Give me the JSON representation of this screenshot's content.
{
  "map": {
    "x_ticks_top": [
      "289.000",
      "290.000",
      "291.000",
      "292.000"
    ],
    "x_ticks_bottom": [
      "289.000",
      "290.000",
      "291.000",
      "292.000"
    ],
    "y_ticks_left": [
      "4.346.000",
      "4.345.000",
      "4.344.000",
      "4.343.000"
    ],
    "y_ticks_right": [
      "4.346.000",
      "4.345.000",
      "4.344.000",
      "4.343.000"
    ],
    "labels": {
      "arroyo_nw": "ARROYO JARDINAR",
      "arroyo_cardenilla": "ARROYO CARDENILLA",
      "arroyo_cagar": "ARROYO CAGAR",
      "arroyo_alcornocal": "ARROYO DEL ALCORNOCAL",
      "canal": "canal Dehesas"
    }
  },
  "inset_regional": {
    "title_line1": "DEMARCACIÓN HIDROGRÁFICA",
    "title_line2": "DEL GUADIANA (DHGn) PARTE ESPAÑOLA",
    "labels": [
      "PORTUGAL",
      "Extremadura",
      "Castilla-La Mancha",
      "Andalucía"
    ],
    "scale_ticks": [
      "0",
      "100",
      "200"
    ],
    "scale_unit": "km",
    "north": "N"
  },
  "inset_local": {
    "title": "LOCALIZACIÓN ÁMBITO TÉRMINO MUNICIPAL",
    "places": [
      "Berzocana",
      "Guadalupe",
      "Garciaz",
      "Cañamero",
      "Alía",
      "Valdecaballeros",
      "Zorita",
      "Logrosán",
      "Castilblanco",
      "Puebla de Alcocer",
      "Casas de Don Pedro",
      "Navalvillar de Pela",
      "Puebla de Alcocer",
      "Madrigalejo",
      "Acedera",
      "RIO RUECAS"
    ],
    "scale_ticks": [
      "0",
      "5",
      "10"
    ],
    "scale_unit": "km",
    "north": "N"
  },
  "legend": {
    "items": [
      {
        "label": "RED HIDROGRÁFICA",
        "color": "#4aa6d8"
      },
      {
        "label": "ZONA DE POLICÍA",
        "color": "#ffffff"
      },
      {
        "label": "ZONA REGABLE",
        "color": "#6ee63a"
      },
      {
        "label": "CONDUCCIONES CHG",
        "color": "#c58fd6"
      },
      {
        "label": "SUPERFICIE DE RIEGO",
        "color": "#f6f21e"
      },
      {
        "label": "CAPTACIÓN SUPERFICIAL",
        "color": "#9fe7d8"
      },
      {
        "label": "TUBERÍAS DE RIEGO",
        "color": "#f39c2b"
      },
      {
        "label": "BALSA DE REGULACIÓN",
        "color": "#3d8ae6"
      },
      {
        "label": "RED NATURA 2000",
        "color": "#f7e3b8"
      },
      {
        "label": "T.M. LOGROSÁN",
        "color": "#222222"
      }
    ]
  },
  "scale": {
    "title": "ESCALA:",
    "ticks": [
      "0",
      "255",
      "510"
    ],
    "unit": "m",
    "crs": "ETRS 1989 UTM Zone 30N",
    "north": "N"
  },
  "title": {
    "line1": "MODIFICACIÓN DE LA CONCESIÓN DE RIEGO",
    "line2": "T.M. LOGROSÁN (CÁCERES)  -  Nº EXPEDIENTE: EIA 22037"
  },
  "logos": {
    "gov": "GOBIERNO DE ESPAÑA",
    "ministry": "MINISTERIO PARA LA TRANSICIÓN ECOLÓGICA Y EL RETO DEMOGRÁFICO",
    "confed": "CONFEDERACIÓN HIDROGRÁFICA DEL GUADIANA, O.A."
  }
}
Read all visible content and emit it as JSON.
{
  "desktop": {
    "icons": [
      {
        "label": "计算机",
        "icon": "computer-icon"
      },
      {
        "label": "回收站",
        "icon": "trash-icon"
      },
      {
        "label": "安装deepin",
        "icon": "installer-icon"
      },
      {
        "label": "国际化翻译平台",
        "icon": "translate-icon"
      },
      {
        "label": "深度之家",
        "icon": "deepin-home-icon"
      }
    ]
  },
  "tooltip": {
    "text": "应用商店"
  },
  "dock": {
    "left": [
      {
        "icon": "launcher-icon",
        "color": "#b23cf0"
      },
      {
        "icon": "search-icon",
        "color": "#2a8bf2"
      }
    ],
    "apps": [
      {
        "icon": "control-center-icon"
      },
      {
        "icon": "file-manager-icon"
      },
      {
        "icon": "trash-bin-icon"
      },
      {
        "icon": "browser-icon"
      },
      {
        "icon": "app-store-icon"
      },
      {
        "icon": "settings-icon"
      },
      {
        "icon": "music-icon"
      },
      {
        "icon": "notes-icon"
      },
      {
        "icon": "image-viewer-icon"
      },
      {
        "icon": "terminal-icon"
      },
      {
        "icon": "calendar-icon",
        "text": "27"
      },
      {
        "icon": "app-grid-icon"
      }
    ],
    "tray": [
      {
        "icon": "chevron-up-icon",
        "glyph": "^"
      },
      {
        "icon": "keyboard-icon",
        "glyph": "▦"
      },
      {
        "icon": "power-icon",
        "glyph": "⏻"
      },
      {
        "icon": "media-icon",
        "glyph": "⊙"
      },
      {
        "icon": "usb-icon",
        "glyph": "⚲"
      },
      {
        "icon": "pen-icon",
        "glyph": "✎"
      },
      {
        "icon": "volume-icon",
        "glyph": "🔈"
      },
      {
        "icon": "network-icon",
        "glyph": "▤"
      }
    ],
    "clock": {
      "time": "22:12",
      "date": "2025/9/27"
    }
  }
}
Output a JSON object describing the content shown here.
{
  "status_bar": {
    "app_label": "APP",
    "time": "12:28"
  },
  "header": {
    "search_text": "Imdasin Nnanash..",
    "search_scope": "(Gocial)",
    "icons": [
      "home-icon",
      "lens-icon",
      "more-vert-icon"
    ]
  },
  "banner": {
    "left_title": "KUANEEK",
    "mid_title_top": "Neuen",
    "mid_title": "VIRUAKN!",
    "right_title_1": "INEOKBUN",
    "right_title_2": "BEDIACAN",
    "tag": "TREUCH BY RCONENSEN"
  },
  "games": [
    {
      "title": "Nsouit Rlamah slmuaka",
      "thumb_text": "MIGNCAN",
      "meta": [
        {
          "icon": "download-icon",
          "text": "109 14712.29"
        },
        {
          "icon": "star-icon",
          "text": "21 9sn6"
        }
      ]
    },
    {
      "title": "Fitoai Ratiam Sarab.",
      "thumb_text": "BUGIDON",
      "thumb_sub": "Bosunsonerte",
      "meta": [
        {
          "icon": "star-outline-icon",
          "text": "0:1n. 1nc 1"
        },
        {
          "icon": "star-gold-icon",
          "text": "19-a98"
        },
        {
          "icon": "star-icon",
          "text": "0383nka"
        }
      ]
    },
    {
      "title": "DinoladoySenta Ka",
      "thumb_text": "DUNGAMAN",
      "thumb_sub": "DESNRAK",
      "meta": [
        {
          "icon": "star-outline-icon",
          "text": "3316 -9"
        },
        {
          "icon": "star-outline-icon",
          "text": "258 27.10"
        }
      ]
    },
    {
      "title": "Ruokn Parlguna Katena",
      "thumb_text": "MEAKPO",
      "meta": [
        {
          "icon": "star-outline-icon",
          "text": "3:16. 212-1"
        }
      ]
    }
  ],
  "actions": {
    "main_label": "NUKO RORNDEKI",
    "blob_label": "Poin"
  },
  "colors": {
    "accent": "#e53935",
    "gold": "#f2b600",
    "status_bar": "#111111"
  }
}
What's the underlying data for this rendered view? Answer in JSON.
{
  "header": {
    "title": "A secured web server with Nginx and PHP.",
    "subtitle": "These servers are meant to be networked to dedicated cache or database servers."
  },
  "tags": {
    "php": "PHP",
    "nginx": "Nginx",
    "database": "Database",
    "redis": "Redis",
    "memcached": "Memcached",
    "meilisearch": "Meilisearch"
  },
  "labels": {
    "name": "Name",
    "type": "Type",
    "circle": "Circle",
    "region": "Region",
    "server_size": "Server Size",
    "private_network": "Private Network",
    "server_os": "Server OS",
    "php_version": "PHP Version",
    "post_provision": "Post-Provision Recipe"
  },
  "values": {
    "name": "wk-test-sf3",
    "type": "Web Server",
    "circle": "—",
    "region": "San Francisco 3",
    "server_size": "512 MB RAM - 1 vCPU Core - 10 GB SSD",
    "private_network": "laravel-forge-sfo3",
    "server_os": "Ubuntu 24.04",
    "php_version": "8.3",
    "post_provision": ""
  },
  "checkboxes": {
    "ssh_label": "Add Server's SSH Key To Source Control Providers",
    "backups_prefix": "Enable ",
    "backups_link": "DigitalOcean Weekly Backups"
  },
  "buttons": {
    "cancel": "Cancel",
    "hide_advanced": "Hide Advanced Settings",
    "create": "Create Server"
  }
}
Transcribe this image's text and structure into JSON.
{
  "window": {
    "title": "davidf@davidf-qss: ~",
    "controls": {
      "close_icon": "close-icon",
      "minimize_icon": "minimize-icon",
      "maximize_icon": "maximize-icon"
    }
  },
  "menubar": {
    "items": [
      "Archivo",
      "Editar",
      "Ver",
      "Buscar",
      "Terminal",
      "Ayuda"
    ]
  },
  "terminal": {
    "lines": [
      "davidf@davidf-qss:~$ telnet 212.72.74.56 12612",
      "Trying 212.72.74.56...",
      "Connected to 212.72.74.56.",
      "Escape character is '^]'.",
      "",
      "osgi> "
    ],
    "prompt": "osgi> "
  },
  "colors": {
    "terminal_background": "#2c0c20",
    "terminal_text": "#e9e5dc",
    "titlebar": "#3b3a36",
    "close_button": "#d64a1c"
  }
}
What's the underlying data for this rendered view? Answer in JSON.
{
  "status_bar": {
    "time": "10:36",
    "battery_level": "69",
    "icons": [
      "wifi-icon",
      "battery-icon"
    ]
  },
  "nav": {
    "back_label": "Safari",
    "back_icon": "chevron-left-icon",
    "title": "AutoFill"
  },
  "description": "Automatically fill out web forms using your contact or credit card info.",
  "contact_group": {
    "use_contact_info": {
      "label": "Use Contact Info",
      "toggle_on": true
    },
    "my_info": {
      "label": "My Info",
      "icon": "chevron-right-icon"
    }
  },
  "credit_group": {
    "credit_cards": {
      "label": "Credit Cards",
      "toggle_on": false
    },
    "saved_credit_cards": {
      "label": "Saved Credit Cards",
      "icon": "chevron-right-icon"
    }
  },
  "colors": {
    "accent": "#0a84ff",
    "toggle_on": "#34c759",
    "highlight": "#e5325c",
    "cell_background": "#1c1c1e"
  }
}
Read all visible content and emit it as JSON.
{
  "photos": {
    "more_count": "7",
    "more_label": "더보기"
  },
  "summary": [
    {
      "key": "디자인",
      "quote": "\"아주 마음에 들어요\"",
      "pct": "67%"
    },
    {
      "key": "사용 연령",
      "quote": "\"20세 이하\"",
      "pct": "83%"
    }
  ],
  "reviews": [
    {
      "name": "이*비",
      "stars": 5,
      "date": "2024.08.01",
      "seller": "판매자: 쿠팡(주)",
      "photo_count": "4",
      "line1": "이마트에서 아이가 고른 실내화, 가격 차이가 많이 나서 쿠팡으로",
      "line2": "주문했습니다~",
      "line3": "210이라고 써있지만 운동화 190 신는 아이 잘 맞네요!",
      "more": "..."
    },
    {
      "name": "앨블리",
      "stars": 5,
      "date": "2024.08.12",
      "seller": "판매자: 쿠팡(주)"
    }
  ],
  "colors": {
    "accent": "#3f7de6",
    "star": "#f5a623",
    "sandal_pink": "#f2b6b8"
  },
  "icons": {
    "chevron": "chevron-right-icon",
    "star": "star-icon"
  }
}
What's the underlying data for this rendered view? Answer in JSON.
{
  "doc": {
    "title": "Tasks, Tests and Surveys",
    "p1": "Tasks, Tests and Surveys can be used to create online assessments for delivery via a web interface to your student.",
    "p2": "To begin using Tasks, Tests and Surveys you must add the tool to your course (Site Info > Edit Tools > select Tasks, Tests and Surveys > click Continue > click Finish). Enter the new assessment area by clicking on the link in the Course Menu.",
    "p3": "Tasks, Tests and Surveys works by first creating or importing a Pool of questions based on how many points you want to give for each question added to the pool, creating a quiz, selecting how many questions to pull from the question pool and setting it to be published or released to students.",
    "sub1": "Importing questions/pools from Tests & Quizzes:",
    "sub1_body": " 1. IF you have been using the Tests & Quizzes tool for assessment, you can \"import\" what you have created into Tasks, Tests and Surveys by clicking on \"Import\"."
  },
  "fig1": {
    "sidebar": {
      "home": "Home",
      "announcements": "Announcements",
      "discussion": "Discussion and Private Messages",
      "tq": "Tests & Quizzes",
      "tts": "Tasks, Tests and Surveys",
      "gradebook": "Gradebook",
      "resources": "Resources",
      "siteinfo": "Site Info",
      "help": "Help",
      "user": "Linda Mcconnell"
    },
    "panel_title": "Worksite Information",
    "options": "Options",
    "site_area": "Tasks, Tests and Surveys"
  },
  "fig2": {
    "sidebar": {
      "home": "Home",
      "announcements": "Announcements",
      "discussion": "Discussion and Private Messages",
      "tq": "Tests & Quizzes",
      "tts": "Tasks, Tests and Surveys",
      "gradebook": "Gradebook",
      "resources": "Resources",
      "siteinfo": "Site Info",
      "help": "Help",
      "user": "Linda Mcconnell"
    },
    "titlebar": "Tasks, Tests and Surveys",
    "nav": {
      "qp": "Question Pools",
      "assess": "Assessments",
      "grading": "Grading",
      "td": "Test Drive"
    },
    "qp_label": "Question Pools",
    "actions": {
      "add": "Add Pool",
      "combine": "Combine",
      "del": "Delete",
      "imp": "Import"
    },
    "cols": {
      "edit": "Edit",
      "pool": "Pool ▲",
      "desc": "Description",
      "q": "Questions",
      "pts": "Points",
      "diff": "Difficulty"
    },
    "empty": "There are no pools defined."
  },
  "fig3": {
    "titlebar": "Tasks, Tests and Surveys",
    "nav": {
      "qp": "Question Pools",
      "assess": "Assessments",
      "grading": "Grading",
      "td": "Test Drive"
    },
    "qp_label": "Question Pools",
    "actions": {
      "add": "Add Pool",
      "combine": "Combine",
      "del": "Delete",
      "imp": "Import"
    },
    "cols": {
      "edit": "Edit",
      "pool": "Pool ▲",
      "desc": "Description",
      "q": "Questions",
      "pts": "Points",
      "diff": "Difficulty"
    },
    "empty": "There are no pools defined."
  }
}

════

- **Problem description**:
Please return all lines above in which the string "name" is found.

- **Solution for this exercise**:
    "name": "Name",
    "name": "wk-test-sf3",
      "name": "이*비",
      "name": "앨블리",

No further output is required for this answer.